вЂњItвЂ™s simply not typical for anyone to simply just take a cause up and fight it over one hundred dollars. If We wasnвЂ™t a legal professional, I would personallynвЂ™t do it.вЂќ
Numerous bills wanting to alter guidelines impacting lending that is payday proposed through the 2017 Legislature, but the majority went into roadblocks. a broad ranging bill|ranging that is wide} by Democratic Assemblywoman Heidi Swank that aimed to cap interest levels, create a thirty day cooling off duration between loans and needing loan providers become 1,320 foot aside neglected to allow it to be away from committee, as did a proposition to produce a loan database sponsored by Republican Treasurer Dan Schwartz.
Also a crisis measure introduced by Assembly Speaker Jason Frierson producing that loan database neglected to advance, stalling call at a Senate committee after moving on a 30 11 vote when you look at the Assembly.
The actual only real high interest financing related bill passed away and authorized by Gov. Brian Sandoval in 2017 ended up being AB163 , which not just clarified law surrounding вЂњgraceвЂќ durations for loan repayments enshrined some apparently good sense conditions into legislation, such as for instance needing a name loan applicant to actually have the automobile they had been setting up as collateral, and needing loan providers of someone to cover the loan back before giving . The balance had been sponsored by Democratic Assemblyman Edgar Flores.

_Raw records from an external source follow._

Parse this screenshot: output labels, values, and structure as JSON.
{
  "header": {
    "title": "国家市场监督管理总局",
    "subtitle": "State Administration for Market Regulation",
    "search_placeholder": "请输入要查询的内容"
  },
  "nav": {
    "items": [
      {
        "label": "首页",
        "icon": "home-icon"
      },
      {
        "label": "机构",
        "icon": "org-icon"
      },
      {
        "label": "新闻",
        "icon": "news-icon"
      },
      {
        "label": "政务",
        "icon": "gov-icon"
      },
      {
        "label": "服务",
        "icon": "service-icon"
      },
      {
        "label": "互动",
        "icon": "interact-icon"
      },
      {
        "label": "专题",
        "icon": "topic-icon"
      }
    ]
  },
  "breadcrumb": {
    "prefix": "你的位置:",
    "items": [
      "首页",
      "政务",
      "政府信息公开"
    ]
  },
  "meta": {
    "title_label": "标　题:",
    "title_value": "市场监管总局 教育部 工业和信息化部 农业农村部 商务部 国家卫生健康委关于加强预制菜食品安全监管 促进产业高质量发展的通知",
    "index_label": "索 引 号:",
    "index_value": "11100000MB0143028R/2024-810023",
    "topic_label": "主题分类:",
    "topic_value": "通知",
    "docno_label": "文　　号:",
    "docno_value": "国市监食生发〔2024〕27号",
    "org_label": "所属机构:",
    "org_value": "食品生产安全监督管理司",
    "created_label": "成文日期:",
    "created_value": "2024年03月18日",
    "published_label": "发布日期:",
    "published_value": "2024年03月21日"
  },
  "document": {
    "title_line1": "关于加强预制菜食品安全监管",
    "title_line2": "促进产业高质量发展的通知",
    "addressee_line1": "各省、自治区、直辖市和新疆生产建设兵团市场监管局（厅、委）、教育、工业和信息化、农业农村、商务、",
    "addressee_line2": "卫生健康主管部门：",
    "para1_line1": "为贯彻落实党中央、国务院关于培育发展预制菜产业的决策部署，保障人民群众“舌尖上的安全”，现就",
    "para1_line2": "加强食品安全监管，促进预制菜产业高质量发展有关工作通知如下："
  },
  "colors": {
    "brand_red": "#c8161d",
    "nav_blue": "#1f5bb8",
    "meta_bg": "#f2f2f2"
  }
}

Burns stated that while the last form of the balance provided regulators an extra device to follow loan providers, it absolutely was вЂњunderminedвЂќ by amendments weakening demands for loan providers the capacity to pay, alternatively just needing them to signal an affidavit